[Saved data entries]
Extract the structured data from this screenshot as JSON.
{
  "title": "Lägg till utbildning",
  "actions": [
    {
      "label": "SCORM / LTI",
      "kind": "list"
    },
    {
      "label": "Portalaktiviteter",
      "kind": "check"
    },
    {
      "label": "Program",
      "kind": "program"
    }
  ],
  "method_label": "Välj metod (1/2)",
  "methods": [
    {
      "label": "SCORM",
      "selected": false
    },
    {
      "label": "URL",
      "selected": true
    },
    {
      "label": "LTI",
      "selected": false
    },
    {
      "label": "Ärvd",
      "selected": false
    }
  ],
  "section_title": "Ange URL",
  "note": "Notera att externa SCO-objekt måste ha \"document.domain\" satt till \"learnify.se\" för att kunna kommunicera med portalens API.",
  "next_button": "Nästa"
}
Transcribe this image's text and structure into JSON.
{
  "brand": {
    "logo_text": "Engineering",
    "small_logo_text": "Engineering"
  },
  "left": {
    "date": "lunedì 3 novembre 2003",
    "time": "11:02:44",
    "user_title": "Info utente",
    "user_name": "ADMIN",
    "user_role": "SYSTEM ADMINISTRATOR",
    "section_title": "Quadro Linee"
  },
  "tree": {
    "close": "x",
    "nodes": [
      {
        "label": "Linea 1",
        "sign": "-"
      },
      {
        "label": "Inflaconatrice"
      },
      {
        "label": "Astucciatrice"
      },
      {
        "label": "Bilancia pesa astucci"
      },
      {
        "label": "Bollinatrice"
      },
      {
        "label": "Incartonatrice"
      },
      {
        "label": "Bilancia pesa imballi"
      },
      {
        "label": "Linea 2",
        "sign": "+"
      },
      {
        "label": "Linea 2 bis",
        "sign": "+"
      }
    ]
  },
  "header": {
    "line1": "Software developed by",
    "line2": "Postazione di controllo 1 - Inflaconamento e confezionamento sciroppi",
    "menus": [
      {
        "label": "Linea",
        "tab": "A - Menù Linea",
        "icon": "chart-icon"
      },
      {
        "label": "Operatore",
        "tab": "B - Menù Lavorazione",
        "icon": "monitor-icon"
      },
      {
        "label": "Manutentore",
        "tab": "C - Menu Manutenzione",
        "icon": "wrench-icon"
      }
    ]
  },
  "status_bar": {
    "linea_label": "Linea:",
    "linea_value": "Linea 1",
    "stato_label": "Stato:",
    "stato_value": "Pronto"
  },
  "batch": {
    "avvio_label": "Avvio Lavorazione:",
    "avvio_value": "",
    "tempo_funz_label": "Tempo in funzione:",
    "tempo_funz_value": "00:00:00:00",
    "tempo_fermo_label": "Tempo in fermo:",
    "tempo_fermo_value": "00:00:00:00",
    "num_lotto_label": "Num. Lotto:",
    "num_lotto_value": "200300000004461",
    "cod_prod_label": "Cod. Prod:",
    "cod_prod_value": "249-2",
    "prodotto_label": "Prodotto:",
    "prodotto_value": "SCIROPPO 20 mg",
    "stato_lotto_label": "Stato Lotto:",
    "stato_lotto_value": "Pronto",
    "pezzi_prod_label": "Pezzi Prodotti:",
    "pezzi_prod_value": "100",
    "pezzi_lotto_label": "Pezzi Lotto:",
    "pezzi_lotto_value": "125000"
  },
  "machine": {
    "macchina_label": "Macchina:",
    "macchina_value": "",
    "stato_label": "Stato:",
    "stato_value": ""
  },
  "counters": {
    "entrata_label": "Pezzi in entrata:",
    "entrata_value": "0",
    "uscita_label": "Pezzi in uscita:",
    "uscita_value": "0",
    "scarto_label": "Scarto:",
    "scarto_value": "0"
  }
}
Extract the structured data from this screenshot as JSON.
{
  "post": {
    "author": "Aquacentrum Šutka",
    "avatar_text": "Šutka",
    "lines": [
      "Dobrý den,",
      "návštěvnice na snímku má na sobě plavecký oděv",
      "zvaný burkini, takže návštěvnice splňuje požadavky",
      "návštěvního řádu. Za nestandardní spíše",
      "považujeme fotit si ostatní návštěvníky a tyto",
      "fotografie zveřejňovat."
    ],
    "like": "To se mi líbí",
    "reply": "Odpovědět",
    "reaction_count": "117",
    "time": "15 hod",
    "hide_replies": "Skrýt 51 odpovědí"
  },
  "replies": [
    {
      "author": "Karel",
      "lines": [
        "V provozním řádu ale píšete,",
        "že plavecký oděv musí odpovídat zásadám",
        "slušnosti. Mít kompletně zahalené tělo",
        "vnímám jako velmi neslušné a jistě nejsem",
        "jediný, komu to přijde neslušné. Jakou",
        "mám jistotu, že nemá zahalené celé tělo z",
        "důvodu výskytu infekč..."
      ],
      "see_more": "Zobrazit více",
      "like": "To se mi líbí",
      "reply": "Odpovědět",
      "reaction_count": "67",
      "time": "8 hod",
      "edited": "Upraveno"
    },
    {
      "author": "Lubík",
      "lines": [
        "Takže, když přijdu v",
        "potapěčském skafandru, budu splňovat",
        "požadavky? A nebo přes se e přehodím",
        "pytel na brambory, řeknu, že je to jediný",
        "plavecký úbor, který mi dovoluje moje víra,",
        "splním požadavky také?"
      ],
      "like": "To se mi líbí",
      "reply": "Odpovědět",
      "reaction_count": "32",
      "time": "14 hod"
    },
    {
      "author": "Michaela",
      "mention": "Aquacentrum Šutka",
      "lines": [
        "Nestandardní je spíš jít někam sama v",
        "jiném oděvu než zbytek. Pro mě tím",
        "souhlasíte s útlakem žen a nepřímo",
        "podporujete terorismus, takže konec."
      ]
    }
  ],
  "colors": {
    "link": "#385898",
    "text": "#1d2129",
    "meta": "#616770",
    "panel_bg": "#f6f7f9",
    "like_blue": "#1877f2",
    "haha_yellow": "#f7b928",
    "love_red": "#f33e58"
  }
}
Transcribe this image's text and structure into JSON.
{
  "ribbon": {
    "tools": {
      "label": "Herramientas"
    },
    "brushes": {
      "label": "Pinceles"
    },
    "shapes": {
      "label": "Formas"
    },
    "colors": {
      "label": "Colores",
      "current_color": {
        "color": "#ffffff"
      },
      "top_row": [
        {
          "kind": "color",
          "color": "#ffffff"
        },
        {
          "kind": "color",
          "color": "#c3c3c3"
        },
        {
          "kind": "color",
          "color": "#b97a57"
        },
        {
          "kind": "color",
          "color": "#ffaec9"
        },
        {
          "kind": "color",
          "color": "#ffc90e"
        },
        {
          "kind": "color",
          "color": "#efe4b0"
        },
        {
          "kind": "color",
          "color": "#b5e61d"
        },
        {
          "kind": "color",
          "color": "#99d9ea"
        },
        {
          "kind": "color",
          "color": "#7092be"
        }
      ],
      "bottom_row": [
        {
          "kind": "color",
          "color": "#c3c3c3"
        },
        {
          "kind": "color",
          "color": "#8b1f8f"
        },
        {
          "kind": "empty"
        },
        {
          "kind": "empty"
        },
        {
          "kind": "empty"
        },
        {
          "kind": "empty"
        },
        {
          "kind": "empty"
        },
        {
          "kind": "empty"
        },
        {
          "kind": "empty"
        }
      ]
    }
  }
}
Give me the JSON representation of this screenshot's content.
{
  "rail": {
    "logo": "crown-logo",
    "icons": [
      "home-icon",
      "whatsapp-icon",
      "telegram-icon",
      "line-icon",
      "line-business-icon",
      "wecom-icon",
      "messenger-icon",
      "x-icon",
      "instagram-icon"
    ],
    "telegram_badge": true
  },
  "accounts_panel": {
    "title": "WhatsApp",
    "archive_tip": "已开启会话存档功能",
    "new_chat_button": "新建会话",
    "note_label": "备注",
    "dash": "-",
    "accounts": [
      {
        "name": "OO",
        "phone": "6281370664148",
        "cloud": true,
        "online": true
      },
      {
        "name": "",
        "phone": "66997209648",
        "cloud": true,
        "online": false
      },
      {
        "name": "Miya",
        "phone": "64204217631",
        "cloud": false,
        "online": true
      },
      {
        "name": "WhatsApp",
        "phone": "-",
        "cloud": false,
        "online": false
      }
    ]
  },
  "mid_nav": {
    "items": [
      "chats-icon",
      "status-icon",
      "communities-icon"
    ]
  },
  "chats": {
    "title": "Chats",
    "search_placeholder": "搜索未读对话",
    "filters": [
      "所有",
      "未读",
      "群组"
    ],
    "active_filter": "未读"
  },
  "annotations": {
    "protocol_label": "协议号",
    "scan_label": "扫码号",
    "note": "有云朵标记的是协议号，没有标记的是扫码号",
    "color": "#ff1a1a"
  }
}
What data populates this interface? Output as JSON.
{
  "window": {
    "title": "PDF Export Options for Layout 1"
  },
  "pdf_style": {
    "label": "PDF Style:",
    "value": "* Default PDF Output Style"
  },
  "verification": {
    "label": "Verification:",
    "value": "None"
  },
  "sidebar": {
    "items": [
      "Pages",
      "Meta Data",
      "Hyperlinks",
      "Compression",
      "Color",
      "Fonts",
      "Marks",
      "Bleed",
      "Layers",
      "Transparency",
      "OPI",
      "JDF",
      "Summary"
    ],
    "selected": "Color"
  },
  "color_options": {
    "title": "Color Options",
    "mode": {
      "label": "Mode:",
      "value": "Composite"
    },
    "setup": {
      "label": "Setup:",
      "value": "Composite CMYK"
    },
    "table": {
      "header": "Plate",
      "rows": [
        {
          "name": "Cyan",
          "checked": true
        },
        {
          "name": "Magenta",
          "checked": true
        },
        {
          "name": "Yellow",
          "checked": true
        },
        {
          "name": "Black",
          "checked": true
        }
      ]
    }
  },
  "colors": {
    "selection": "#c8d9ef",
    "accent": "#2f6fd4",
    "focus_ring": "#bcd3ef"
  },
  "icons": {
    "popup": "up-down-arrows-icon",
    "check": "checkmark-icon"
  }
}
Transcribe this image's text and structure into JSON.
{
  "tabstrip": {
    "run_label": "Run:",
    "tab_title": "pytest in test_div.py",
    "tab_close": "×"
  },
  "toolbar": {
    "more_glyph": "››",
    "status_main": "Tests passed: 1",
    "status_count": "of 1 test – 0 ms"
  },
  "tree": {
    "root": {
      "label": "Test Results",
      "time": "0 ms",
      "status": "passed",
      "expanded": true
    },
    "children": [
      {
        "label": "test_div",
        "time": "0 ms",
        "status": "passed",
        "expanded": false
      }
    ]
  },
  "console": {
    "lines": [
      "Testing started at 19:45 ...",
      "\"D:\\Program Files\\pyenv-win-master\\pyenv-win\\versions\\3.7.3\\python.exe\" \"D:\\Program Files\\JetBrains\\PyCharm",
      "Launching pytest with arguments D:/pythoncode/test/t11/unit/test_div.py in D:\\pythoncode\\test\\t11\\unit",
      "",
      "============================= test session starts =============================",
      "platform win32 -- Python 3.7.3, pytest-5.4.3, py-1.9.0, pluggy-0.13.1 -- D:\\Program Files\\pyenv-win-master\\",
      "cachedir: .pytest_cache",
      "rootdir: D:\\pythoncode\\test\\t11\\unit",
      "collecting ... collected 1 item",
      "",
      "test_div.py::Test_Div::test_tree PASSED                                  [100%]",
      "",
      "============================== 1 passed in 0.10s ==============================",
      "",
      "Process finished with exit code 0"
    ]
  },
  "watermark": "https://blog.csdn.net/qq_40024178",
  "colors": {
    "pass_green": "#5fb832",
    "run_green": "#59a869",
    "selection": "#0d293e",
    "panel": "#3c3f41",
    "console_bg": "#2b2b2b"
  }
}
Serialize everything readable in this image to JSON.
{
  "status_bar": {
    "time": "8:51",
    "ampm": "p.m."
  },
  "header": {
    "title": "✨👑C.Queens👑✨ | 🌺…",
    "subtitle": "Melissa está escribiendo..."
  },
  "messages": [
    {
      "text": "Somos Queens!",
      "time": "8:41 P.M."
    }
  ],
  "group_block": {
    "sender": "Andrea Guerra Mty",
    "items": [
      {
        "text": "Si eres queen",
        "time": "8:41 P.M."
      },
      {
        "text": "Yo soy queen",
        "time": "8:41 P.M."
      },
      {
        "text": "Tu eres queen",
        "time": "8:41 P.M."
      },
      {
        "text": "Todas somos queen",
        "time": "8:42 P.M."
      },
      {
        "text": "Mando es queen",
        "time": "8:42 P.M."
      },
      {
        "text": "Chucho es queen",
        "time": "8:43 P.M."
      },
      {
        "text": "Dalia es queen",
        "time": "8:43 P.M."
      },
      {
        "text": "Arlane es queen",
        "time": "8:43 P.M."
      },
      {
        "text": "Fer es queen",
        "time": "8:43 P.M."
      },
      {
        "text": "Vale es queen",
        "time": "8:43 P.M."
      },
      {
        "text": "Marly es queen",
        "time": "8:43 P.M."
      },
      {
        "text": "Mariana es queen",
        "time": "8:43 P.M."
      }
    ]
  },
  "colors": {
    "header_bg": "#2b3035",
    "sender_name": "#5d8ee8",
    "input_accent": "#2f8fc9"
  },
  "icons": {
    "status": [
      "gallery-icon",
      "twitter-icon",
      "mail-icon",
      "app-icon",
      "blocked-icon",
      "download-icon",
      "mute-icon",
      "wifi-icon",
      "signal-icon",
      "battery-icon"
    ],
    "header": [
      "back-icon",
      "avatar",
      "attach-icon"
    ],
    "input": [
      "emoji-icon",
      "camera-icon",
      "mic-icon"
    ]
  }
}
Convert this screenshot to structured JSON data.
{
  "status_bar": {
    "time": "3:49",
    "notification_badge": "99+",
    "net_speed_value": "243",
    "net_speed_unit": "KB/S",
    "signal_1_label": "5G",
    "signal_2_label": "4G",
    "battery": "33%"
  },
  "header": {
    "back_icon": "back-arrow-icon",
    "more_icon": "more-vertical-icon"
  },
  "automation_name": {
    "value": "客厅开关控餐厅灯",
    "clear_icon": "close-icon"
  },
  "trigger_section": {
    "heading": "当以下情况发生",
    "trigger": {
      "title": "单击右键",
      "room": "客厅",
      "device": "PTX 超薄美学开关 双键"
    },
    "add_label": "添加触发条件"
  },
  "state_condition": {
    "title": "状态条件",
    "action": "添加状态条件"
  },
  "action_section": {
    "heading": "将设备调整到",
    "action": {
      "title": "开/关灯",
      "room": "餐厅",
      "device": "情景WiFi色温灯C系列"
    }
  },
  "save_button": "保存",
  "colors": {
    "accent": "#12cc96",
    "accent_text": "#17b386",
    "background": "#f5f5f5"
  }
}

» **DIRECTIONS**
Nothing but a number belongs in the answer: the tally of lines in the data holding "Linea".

» **TASK SOLUTION**
7